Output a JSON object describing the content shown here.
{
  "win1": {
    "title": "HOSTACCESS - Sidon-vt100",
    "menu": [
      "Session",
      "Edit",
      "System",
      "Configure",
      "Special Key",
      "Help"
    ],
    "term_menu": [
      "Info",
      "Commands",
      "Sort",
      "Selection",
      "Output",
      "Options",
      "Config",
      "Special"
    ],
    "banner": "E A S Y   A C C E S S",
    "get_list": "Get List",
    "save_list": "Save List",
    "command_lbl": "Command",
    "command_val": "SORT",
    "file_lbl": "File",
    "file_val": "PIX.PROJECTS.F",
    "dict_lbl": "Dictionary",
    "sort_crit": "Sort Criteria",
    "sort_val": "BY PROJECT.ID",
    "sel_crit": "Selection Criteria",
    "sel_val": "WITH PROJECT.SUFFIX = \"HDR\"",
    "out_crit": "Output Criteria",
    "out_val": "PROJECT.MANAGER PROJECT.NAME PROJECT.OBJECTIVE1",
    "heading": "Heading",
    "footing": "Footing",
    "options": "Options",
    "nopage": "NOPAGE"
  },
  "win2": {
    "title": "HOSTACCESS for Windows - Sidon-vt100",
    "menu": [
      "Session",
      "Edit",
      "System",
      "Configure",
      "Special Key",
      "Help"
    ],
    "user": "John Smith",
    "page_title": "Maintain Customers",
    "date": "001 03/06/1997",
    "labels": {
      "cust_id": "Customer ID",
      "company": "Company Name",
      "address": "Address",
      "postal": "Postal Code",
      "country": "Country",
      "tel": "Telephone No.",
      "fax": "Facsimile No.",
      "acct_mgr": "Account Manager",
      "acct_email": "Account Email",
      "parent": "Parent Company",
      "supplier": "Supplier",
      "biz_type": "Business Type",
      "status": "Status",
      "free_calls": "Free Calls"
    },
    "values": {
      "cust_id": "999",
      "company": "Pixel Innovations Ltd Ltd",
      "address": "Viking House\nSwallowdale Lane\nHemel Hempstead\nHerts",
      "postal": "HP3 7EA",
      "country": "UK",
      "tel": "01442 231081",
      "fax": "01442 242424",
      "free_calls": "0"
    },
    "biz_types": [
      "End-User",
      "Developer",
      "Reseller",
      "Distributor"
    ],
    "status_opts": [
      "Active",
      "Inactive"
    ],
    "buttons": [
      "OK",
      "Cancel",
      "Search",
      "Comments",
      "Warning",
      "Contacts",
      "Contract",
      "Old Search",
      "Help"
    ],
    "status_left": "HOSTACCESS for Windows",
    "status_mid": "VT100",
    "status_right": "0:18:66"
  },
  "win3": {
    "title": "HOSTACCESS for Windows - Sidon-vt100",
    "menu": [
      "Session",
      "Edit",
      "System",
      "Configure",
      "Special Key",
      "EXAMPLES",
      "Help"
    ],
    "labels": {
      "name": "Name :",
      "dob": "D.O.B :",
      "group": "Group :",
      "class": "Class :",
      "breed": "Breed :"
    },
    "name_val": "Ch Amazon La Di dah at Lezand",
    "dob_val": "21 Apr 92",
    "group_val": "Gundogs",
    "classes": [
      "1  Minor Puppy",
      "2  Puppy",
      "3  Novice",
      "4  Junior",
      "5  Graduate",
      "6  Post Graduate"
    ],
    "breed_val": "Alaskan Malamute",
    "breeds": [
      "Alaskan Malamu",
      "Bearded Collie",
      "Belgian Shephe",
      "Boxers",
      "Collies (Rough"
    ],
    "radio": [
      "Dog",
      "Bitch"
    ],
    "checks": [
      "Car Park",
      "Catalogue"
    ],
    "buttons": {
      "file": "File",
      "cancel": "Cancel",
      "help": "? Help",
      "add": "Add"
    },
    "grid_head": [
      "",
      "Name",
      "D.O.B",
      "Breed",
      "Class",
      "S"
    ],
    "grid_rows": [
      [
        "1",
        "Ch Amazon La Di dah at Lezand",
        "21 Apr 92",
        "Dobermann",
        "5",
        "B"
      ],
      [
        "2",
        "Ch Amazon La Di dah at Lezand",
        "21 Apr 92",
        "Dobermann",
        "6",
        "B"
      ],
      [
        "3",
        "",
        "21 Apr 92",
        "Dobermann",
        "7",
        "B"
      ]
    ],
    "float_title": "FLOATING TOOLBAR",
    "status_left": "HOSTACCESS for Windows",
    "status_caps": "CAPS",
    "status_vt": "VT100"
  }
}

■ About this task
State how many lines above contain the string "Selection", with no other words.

■ Response box
2